RELEASE BEHAVIOUR OF CRYPTOMERIA JAPONICA POLLEN ALLERGENIC CRY J 1 AND CRY J 2 IN RAINWATER CONTAINING AIR POLLUTANTS
Free (open access)
Volume 9 (2014), Issue 1
42 - 53
Q. WANG, S. NAKAMURA, S. GONG, M. SUZUKI, D. NAKAJIMA, Y. TAKAI, S. LU, K. SEKIGUCHI & M. MIWA
Japanese cedar (Cryptomeria japonica) pollinosis is the most popular pollinosis in Japan. In recent years, it was reported that the most Cryptomeria japonica pollen allergenic species were scattered as fine particles in the urban atmosphere. It is thought that allergenic fine particles are responsible for inducing asthma by breaking into lower respiratory tract; this phenomenon was observed in field investigations during sunny days after rainfall. Hence, it is considered that the release of fine allergenic species derived from pollen grains may be induced during rainfall events. For this reason, we investigated the releasing behaviour of Cryptomeria japonica pollen allergenic species in rainwater containing air pollutants, through rainwater sampling and laboratory experiments. The pollen grain counts, pollen burst ratios, ionic concentrations and pH in each rainwater sample were measured, when rainwater samples were separately collected in Saitama City, a suburban area north of Tokyo metropolis. Additionally, three simulated rainwater (SR) samples were prepared to investigate the releasing behaviour of pollen allergenic species. In the samplings, the most pollen grains were trapped into initial rainwater (IR). Moreover, burst pollen grains were observed in many rainwater samples. Burst ratio of pollen grains were positively correlated with pH and ionic concentrations in rainwater. Therefore, it was thought that pollen grains were washed out by IR containing air pollutants. On the other hand, for the laboratory experiments, the elution of allergenic Cry j 1 and Cry j 2 was observed when pollen grains were exposed to different SR samples. A time-dependent increase of Cry j 1 was observed, but the elution of Cry j 2 was not observed from pollen grains exposed to SR samples. In particular, the elution of Cry j 1 increased by contact with SR samples under conditions of Asian dust events. The results demonstrated that the burst of pollen grains is associated with the production of fine particles containing pollen allergenic species, and that the release of allergenic species was induced by rainwater containing air pollutants.
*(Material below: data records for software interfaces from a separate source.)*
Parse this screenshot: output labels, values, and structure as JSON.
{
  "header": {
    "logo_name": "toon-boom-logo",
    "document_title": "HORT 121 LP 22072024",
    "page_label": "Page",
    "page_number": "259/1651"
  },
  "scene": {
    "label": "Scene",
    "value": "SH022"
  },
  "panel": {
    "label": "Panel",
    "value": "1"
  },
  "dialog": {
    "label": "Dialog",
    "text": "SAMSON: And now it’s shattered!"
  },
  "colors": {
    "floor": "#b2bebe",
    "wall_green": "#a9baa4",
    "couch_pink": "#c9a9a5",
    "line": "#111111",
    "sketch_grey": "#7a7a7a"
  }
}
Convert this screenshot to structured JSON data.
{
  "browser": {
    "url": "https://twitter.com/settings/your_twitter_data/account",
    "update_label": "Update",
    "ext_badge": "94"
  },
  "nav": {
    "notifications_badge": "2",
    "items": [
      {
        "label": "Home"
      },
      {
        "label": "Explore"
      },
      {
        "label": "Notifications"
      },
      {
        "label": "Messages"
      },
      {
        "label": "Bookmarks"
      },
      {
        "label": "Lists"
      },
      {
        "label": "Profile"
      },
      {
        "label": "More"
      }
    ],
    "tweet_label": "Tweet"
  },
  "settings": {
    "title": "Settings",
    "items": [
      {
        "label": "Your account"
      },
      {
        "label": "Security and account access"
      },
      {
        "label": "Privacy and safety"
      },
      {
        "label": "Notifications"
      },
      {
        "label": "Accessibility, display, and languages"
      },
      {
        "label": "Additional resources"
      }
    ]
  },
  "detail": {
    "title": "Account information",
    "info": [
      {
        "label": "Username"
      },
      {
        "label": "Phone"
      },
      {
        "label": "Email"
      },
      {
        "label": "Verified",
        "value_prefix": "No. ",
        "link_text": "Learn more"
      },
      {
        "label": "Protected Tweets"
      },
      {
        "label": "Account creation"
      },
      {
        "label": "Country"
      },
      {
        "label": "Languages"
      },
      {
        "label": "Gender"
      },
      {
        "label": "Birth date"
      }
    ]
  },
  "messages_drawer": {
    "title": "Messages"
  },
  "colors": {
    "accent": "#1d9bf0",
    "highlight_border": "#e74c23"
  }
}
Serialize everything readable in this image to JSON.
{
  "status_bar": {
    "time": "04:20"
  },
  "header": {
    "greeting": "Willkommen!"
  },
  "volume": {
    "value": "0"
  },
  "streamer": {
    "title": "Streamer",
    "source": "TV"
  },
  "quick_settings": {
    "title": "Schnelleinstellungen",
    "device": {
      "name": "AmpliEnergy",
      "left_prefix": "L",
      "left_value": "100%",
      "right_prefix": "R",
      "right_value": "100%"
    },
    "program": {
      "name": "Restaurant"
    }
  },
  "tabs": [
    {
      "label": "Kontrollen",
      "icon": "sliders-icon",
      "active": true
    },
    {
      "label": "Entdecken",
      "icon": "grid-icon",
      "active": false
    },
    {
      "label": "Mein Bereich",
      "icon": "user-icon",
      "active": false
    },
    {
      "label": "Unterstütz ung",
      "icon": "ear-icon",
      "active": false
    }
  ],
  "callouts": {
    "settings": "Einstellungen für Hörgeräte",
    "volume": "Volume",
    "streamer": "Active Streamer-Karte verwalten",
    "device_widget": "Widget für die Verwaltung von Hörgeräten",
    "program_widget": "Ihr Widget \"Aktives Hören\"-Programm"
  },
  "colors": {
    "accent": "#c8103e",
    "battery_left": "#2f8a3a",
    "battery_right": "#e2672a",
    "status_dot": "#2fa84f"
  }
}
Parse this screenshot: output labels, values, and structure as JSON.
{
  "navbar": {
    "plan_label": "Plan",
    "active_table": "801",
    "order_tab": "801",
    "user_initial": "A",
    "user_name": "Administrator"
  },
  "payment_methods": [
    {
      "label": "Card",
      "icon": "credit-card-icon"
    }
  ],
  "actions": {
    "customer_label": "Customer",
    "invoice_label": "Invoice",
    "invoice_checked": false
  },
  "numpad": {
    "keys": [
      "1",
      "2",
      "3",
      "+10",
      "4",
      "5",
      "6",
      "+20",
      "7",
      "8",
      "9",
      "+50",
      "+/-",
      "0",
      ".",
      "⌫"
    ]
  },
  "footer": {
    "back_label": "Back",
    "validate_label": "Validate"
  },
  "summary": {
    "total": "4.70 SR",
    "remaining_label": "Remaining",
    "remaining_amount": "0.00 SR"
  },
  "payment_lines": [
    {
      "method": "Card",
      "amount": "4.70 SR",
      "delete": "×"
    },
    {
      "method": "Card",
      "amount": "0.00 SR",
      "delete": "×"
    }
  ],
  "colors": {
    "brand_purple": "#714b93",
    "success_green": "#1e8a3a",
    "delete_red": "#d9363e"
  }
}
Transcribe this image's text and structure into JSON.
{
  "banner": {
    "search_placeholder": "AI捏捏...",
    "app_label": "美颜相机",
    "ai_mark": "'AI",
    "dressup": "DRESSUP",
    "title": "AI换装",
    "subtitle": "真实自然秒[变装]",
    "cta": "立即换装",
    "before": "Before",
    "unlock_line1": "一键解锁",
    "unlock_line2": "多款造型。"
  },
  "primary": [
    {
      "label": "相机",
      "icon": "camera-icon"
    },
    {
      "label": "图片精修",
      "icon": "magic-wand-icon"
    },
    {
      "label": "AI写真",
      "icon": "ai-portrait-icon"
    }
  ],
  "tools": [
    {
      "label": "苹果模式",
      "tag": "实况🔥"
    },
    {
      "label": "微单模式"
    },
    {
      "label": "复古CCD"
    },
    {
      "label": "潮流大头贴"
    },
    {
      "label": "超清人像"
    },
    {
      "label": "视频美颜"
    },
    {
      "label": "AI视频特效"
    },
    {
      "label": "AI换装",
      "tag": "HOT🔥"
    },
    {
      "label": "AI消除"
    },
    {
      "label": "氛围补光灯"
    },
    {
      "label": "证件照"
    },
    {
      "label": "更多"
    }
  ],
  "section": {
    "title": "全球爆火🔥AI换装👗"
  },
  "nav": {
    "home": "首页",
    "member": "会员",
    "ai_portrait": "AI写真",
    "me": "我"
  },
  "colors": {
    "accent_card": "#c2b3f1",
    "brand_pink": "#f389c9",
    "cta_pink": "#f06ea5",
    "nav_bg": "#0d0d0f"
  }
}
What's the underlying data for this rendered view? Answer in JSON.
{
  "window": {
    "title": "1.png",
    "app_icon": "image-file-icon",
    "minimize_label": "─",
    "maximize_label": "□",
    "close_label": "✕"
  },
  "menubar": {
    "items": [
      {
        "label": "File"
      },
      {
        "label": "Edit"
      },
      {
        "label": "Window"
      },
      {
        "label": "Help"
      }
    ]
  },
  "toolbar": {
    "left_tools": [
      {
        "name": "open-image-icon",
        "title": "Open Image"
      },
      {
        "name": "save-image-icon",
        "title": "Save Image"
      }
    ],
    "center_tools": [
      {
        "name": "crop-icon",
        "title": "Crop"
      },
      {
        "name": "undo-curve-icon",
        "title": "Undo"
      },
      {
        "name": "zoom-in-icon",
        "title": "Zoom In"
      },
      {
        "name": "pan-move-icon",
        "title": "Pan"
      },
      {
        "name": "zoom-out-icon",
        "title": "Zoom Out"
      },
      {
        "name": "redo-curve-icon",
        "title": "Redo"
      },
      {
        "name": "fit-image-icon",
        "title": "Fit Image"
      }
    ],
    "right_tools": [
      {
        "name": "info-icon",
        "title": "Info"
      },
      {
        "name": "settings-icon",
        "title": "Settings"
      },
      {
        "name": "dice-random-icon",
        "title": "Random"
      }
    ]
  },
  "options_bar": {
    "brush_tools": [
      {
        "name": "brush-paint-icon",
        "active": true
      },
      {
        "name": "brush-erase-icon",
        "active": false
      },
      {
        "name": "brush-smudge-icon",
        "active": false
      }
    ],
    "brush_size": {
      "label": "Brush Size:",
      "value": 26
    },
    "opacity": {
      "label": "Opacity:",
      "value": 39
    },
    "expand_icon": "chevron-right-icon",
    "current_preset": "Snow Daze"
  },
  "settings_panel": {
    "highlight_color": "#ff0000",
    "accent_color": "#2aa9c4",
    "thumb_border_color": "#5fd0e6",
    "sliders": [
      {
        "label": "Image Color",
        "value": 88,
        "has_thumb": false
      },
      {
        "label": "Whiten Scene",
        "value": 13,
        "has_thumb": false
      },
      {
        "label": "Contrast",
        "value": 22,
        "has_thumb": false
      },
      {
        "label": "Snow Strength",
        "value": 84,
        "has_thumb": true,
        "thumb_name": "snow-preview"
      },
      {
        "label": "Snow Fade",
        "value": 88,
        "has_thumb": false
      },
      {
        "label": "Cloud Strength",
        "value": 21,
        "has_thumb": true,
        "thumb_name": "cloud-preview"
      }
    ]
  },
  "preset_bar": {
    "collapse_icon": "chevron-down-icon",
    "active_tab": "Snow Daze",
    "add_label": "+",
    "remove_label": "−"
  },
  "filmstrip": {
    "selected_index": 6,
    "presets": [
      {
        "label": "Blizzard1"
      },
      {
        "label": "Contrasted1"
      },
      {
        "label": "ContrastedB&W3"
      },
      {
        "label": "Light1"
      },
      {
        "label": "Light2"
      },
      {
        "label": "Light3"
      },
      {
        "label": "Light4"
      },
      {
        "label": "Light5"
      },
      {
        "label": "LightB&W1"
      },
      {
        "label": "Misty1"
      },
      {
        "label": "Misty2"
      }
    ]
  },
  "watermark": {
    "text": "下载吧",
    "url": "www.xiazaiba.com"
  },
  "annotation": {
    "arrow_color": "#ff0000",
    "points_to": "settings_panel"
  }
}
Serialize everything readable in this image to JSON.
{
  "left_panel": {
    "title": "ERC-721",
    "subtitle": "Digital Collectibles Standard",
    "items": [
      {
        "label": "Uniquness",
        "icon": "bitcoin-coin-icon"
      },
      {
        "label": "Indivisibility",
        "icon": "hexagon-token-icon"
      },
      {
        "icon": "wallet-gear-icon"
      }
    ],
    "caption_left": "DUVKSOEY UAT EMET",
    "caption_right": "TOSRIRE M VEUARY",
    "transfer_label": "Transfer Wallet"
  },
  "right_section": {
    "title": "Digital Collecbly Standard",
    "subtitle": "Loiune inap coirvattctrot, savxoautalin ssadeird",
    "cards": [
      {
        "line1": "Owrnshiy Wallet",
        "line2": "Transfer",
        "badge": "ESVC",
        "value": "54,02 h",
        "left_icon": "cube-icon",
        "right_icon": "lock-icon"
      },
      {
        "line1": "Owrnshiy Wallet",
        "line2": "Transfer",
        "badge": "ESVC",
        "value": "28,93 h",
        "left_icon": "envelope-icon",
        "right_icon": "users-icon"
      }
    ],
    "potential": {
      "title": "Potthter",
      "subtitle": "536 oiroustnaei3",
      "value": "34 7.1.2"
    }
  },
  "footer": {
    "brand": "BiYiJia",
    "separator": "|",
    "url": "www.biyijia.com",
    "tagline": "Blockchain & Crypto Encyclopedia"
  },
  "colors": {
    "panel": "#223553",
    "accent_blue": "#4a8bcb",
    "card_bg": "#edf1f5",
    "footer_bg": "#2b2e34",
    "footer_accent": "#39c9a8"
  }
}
Air-polluted precipitation, allergenic Cry j 1, allergenic Cry j 2, Asian dust, crustal particles, Cryptomeria japonica pollen, releasing